What to do: After going through the data, give the number of lines that contain the word "scroll" as your sole answer.

BEGIN

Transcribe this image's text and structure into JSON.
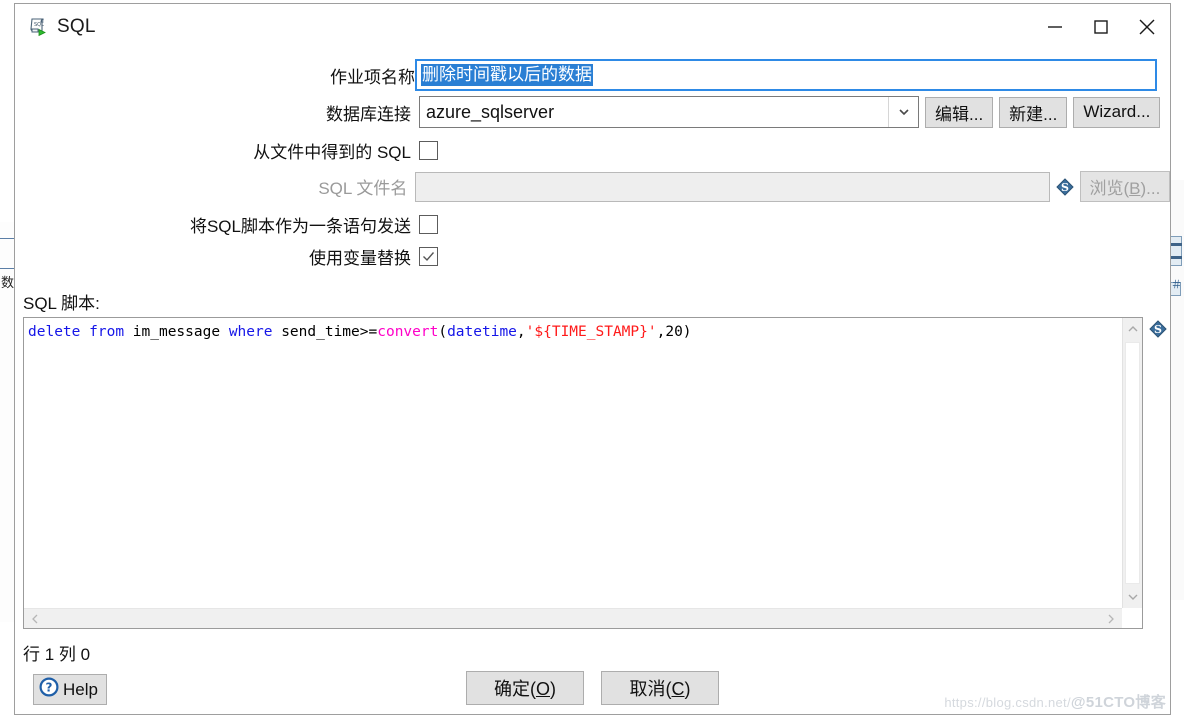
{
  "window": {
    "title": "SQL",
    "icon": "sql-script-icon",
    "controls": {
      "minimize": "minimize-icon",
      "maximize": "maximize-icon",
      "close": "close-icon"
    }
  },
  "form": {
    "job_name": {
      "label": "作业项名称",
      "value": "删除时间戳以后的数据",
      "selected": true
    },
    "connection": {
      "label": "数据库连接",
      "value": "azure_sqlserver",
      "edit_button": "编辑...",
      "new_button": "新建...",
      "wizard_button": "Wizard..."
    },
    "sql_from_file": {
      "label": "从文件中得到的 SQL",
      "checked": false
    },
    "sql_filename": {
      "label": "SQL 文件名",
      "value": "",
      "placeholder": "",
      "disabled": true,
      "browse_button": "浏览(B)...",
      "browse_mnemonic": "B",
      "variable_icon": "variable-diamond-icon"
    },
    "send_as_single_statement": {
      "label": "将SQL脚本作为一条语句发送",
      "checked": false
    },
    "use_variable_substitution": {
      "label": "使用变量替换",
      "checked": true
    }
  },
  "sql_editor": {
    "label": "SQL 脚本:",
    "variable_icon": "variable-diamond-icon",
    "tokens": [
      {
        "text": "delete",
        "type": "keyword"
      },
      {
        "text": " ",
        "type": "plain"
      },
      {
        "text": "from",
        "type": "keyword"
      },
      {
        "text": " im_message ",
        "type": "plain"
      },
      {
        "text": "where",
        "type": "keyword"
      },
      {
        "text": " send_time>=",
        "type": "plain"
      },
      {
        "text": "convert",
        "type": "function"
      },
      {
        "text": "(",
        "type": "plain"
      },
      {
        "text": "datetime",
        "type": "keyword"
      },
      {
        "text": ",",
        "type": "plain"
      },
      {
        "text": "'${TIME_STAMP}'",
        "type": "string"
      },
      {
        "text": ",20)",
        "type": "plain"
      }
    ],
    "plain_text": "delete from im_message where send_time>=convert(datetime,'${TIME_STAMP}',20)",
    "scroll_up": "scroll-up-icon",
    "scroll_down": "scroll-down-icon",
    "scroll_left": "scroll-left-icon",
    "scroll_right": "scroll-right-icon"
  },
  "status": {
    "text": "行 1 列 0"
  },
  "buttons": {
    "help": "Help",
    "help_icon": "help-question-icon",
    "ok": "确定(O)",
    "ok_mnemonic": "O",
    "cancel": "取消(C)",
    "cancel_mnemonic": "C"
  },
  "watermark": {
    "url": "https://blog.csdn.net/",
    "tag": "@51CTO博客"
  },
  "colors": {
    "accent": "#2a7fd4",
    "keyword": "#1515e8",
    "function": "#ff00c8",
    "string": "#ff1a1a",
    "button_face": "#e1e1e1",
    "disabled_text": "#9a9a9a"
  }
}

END

Task output: 4